[Recorded data Boundary: Start]

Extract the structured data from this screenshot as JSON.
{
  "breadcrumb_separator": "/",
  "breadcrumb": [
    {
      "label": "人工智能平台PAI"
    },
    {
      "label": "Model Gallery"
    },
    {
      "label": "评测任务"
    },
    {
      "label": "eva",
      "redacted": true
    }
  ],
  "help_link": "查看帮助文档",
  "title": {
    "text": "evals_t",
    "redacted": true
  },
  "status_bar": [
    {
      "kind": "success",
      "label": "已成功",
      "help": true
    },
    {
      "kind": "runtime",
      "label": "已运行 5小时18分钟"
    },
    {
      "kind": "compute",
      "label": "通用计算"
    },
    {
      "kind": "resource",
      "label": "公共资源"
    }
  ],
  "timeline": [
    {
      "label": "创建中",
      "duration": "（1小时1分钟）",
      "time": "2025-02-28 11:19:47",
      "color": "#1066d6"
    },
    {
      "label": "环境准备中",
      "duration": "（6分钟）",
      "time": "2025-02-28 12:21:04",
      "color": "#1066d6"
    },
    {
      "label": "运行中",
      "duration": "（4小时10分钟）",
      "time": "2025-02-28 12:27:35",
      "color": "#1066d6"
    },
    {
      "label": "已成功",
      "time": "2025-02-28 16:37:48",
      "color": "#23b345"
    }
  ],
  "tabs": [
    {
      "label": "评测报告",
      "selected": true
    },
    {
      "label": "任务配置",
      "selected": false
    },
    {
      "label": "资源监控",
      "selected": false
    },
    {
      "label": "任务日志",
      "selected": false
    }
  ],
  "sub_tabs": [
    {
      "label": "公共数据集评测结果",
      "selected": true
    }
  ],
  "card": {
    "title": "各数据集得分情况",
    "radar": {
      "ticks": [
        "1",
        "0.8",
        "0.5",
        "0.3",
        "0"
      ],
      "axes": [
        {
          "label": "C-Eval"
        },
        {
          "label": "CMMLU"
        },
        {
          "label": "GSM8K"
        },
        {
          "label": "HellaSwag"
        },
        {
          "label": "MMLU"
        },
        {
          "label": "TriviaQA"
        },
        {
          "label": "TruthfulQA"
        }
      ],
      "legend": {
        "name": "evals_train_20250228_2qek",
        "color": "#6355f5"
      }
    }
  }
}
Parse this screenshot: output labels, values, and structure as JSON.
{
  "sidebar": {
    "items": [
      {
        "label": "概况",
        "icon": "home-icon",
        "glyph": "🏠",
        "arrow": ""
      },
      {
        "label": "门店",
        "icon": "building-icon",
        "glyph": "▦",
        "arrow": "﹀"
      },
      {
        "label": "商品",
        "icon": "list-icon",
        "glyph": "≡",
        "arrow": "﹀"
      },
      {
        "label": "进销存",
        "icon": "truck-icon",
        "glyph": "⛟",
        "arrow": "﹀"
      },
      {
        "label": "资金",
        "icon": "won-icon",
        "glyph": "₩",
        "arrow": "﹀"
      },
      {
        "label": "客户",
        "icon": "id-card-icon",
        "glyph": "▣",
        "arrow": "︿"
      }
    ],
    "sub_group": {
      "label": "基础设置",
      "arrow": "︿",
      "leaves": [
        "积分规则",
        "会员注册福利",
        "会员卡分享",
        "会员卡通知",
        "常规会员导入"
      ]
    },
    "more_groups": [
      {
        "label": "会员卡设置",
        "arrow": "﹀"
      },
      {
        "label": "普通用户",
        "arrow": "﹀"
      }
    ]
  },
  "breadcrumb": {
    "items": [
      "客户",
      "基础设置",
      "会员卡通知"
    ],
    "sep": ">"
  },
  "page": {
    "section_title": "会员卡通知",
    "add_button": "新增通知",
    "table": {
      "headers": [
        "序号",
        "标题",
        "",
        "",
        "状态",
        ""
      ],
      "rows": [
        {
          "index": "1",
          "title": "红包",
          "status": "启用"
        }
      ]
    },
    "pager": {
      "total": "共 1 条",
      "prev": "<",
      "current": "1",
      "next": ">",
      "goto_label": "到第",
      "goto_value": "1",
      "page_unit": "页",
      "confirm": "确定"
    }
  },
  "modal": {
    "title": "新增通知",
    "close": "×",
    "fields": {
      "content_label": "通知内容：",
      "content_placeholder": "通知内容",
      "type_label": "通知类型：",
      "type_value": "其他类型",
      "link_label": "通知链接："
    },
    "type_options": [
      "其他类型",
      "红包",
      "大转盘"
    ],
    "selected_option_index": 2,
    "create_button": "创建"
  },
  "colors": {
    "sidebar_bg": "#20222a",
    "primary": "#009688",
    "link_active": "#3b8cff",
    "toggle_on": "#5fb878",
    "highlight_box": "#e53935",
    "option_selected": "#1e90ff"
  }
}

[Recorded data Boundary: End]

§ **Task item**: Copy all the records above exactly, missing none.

§ **Output of the task**:
Extract the structured data from this screenshot as JSON.
{
  "breadcrumb_separator": "/",
  "breadcrumb": [
    {
      "label": "人工智能平台PAI"
    },
    {
      "label": "Model Gallery"
    },
    {
      "label": "评测任务"
    },
    {
      "label": "eva",
      "redacted": true
    }
  ],
  "help_link": "查看帮助文档",
  "title": {
    "text": "evals_t",
    "redacted": true
  },
  "status_bar": [
    {
      "kind": "success",
      "label": "已成功",
      "help": true
    },
    {
      "kind": "runtime",
      "label": "已运行 5小时18分钟"
    },
    {
      "kind": "compute",
      "label": "通用计算"
    },
    {
      "kind": "resource",
      "label": "公共资源"
    }
  ],
  "timeline": [
    {
      "label": "创建中",
      "duration": "（1小时1分钟）",
      "time": "2025-02-28 11:19:47",
      "color": "#1066d6"
    },
    {
      "label": "环境准备中",
      "duration": "（6分钟）",
      "time": "2025-02-28 12:21:04",
      "color": "#1066d6"
    },
    {
      "label": "运行中",
      "duration": "（4小时10分钟）",
      "time": "2025-02-28 12:27:35",
      "color": "#1066d6"
    },
    {
      "label": "已成功",
      "time": "2025-02-28 16:37:48",
      "color": "#23b345"
    }
  ],
  "tabs": [
    {
      "label": "评测报告",
      "selected": true
    },
    {
      "label": "任务配置",
      "selected": false
    },
    {
      "label": "资源监控",
      "selected": false
    },
    {
      "label": "任务日志",
      "selected": false
    }
  ],
  "sub_tabs": [
    {
      "label": "公共数据集评测结果",
      "selected": true
    }
  ],
  "card": {
    "title": "各数据集得分情况",
    "radar": {
      "ticks": [
        "1",
        "0.8",
        "0.5",
        "0.3",
        "0"
      ],
      "axes": [
        {
          "label": "C-Eval"
        },
        {
          "label": "CMMLU"
        },
        {
          "label": "GSM8K"
        },
        {
          "label": "HellaSwag"
        },
        {
          "label": "MMLU"
        },
        {
          "label": "TriviaQA"
        },
        {
          "label": "TruthfulQA"
        }
      ],
      "legend": {
        "name": "evals_train_20250228_2qek",
        "color": "#6355f5"
      }
    }
  }
}
Parse this screenshot: output labels, values, and structure as JSON.
{
  "sidebar": {
    "items": [
      {
        "label": "概况",
        "icon": "home-icon",
        "glyph": "🏠",
        "arrow": ""
      },
      {
        "label": "门店",
        "icon": "building-icon",
        "glyph": "▦",
        "arrow": "﹀"
      },
      {
        "label": "商品",
        "icon": "list-icon",
        "glyph": "≡",
        "arrow": "﹀"
      },
      {
        "label": "进销存",
        "icon": "truck-icon",
        "glyph": "⛟",
        "arrow": "﹀"
      },
      {
        "label": "资金",
        "icon": "won-icon",
        "glyph": "₩",
        "arrow": "﹀"
      },
      {
        "label": "客户",
        "icon": "id-card-icon",
        "glyph": "▣",
        "arrow": "︿"
      }
    ],
    "sub_group": {
      "label": "基础设置",
      "arrow": "︿",
      "leaves": [
        "积分规则",
        "会员注册福利",
        "会员卡分享",
        "会员卡通知",
        "常规会员导入"
      ]
    },
    "more_groups": [
      {
        "label": "会员卡设置",
        "arrow": "﹀"
      },
      {
        "label": "普通用户",
        "arrow": "﹀"
      }
    ]
  },
  "breadcrumb": {
    "items": [
      "客户",
      "基础设置",
      "会员卡通知"
    ],
    "sep": ">"
  },
  "page": {
    "section_title": "会员卡通知",
    "add_button": "新增通知",
    "table": {
      "headers": [
        "序号",
        "标题",
        "",
        "",
        "状态",
        ""
      ],
      "rows": [
        {
          "index": "1",
          "title": "红包",
          "status": "启用"
        }
      ]
    },
    "pager": {
      "total": "共 1 条",
      "prev": "<",
      "current": "1",
      "next": ">",
      "goto_label": "到第",
      "goto_value": "1",
      "page_unit": "页",
      "confirm": "确定"
    }
  },
  "modal": {
    "title": "新增通知",
    "close": "×",
    "fields": {
      "content_label": "通知内容：",
      "content_placeholder": "通知内容",
      "type_label": "通知类型：",
      "type_value": "其他类型",
      "link_label": "通知链接："
    },
    "type_options": [
      "其他类型",
      "红包",
      "大转盘"
    ],
    "selected_option_index": 2,
    "create_button": "创建"
  },
  "colors": {
    "sidebar_bg": "#20222a",
    "primary": "#009688",
    "link_active": "#3b8cff",
    "toggle_on": "#5fb878",
    "highlight_box": "#e53935",
    "option_selected": "#1e90ff"
  }
}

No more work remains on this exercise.